Mullally contested that Brexit and its aftermath was demonstrative of the deficient but very necessary role of conversation in politics. The emotional drain of the movement in Ireland was evident in the women’s respective testimonies of their campaigning; Flynn recalled how she was “balling 24 hours a day”.
They stressed the importance of the grassroots aspect of the campaign, and its intersectionality across gender and race while acknowledging the role of its precursor the Marriage Referendum. Despite the edifying nature of the repeal amendment, the women all highlighted the need for the historic event to not be rewritten merely as warm; there is also an element of sorrow in the country’s years of silence and inaction.
An audience question took the discussion to the controversial field of Northern Ireland and the continued struggle for Reproductive Rights. All three women, obviously impassioned, implored that they will not let down those fighting in Northern Ireland, stressing that progression is inevitable.
They critiqued the ‘crippling’ limbo in north of the border as a result of a lack of functioning assembly and the DUP’s impotence in Westminster. Mullally called the DUP a “Stockholm syndrome beast”, aiding Westminster in ruining the country.
In Northern Ireland, it is illegal to buy and supply abortion tablets, and Gleeson highlighted a recent story of a mother facing up to ten years in prison after buying her fifteen-year-old daughter an abortion pill online. The writers also discussed controversial American issues, from Kavanaugh’s confirmation to Trump and Roe Vs Wade. Gleeson argued that the existing extremity, and liberal regression in America is due to the lack of belief in, and inability to listen to women’s stories.

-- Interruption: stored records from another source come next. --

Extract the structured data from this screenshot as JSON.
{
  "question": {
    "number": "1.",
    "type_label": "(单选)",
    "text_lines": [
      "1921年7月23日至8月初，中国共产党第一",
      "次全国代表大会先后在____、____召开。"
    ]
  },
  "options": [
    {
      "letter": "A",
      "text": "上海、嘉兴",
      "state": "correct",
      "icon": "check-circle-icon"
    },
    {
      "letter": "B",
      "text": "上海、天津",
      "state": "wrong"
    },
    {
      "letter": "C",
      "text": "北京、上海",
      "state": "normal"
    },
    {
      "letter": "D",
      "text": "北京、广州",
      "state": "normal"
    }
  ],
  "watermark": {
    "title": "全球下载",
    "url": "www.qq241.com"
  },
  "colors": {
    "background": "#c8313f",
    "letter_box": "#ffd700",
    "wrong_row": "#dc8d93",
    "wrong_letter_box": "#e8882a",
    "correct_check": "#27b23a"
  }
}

Mullally, the anthology’s editor, concluded the night claiming that she has never been more proud to be Irish. She said that the book is now an artefact and snapshot of a moment in history that Ireland and women everywhere will never forget. The book is testament to the creativity and passion of the grassroots activism, a record of the social justice and newfound body autonomy that sadly so many women were deprived of.